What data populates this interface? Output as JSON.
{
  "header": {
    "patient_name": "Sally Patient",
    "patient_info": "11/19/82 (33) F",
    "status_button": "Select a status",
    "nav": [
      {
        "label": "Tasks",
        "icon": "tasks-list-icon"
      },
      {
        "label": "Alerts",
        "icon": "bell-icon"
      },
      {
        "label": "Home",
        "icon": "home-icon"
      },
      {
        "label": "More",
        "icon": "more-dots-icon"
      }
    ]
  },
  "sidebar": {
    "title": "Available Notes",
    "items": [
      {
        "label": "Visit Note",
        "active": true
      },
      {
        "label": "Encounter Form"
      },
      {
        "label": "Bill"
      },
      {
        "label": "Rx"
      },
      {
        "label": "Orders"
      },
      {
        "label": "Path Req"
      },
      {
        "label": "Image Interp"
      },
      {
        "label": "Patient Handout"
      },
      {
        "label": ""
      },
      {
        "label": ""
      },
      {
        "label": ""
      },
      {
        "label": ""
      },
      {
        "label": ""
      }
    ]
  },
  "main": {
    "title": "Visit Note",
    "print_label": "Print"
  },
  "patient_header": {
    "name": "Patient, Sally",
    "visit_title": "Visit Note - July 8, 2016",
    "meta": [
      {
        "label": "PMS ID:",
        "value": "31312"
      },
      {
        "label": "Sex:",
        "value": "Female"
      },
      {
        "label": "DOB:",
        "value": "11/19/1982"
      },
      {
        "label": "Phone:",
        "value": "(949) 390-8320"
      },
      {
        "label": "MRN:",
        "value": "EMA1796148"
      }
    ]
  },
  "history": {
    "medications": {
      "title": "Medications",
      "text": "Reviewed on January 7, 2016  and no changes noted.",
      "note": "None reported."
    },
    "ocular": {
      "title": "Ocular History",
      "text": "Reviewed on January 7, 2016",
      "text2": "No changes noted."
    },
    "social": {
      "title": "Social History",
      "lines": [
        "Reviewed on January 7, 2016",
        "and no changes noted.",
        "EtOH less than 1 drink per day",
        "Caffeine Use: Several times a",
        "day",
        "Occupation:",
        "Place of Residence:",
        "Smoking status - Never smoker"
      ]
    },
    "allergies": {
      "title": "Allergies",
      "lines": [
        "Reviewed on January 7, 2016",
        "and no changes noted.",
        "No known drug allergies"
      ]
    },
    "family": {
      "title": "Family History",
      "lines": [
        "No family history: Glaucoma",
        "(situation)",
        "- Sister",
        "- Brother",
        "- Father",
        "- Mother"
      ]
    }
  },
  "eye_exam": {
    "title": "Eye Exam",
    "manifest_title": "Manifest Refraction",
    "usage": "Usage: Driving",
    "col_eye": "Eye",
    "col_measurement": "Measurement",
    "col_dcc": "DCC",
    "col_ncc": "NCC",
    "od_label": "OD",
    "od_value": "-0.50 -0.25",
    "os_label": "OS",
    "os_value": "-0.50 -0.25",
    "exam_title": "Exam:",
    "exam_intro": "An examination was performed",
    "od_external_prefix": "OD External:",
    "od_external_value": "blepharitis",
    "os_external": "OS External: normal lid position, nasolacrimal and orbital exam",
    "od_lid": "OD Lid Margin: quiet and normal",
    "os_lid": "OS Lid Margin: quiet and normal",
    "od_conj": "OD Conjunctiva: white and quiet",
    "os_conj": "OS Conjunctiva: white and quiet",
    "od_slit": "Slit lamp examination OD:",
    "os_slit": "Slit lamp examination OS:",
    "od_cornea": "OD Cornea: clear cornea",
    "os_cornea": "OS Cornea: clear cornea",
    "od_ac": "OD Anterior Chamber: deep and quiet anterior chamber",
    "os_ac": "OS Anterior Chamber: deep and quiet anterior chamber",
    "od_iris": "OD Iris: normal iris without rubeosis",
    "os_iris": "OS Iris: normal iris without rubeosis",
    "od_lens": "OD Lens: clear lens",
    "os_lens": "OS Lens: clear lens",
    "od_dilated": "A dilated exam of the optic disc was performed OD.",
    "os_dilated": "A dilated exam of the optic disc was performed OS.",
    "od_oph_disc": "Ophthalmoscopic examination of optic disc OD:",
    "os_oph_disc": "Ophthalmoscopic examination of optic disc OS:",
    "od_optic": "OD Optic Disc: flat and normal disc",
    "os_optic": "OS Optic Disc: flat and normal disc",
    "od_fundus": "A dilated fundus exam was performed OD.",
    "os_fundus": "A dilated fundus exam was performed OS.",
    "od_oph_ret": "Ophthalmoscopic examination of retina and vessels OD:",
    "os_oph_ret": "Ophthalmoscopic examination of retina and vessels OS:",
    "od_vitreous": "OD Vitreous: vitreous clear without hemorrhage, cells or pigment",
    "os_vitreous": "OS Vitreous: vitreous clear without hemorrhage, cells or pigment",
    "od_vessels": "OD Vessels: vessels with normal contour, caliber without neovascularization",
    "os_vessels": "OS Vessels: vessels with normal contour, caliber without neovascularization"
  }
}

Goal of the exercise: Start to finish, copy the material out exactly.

Response area:
What data populates this interface? Output as JSON.
{
  "header": {
    "patient_name": "Sally Patient",
    "patient_info": "11/19/82 (33) F",
    "status_button": "Select a status",
    "nav": [
      {
        "label": "Tasks",
        "icon": "tasks-list-icon"
      },
      {
        "label": "Alerts",
        "icon": "bell-icon"
      },
      {
        "label": "Home",
        "icon": "home-icon"
      },
      {
        "label": "More",
        "icon": "more-dots-icon"
      }
    ]
  },
  "sidebar": {
    "title": "Available Notes",
    "items": [
      {
        "label": "Visit Note",
        "active": true
      },
      {
        "label": "Encounter Form"
      },
      {
        "label": "Bill"
      },
      {
        "label": "Rx"
      },
      {
        "label": "Orders"
      },
      {
        "label": "Path Req"
      },
      {
        "label": "Image Interp"
      },
      {
        "label": "Patient Handout"
      },
      {
        "label": ""
      },
      {
        "label": ""
      },
      {
        "label": ""
      },
      {
        "label": ""
      },
      {
        "label": ""
      }
    ]
  },
  "main": {
    "title": "Visit Note",
    "print_label": "Print"
  },
  "patient_header": {
    "name": "Patient, Sally",
    "visit_title": "Visit Note - July 8, 2016",
    "meta": [
      {
        "label": "PMS ID:",
        "value": "31312"
      },
      {
        "label": "Sex:",
        "value": "Female"
      },
      {
        "label": "DOB:",
        "value": "11/19/1982"
      },
      {
        "label": "Phone:",
        "value": "(949) 390-8320"
      },
      {
        "label": "MRN:",
        "value": "EMA1796148"
      }
    ]
  },
  "history": {
    "medications": {
      "title": "Medications",
      "text": "Reviewed on January 7, 2016  and no changes noted.",
      "note": "None reported."
    },
    "ocular": {
      "title": "Ocular History",
      "text": "Reviewed on January 7, 2016",
      "text2": "No changes noted."
    },
    "social": {
      "title": "Social History",
      "lines": [
        "Reviewed on January 7, 2016",
        "and no changes noted.",
        "EtOH less than 1 drink per day",
        "Caffeine Use: Several times a",
        "day",
        "Occupation:",
        "Place of Residence:",
        "Smoking status - Never smoker"
      ]
    },
    "allergies": {
      "title": "Allergies",
      "lines": [
        "Reviewed on January 7, 2016",
        "and no changes noted.",
        "No known drug allergies"
      ]
    },
    "family": {
      "title": "Family History",
      "lines": [
        "No family history: Glaucoma",
        "(situation)",
        "- Sister",
        "- Brother",
        "- Father",
        "- Mother"
      ]
    }
  },
  "eye_exam": {
    "title": "Eye Exam",
    "manifest_title": "Manifest Refraction",
    "usage": "Usage: Driving",
    "col_eye": "Eye",
    "col_measurement": "Measurement",
    "col_dcc": "DCC",
    "col_ncc": "NCC",
    "od_label": "OD",
    "od_value": "-0.50 -0.25",
    "os_label": "OS",
    "os_value": "-0.50 -0.25",
    "exam_title": "Exam:",
    "exam_intro": "An examination was performed",
    "od_external_prefix": "OD External:",
    "od_external_value": "blepharitis",
    "os_external": "OS External: normal lid position, nasolacrimal and orbital exam",
    "od_lid": "OD Lid Margin: quiet and normal",
    "os_lid": "OS Lid Margin: quiet and normal",
    "od_conj": "OD Conjunctiva: white and quiet",
    "os_conj": "OS Conjunctiva: white and quiet",
    "od_slit": "Slit lamp examination OD:",
    "os_slit": "Slit lamp examination OS:",
    "od_cornea": "OD Cornea: clear cornea",
    "os_cornea": "OS Cornea: clear cornea",
    "od_ac": "OD Anterior Chamber: deep and quiet anterior chamber",
    "os_ac": "OS Anterior Chamber: deep and quiet anterior chamber",
    "od_iris": "OD Iris: normal iris without rubeosis",
    "os_iris": "OS Iris: normal iris without rubeosis",
    "od_lens": "OD Lens: clear lens",
    "os_lens": "OS Lens: clear lens",
    "od_dilated": "A dilated exam of the optic disc was performed OD.",
    "os_dilated": "A dilated exam of the optic disc was performed OS.",
    "od_oph_disc": "Ophthalmoscopic examination of optic disc OD:",
    "os_oph_disc": "Ophthalmoscopic examination of optic disc OS:",
    "od_optic": "OD Optic Disc: flat and normal disc",
    "os_optic": "OS Optic Disc: flat and normal disc",
    "od_fundus": "A dilated fundus exam was performed OD.",
    "os_fundus": "A dilated fundus exam was performed OS.",
    "od_oph_ret": "Ophthalmoscopic examination of retina and vessels OD:",
    "os_oph_ret": "Ophthalmoscopic examination of retina and vessels OS:",
    "od_vitreous": "OD Vitreous: vitreous clear without hemorrhage, cells or pigment",
    "os_vitreous": "OS Vitreous: vitreous clear without hemorrhage, cells or pigment",
    "od_vessels": "OD Vessels: vessels with normal contour, caliber without neovascularization",
    "os_vessels": "OS Vessels: vessels with normal contour, caliber without neovascularization"
  }
}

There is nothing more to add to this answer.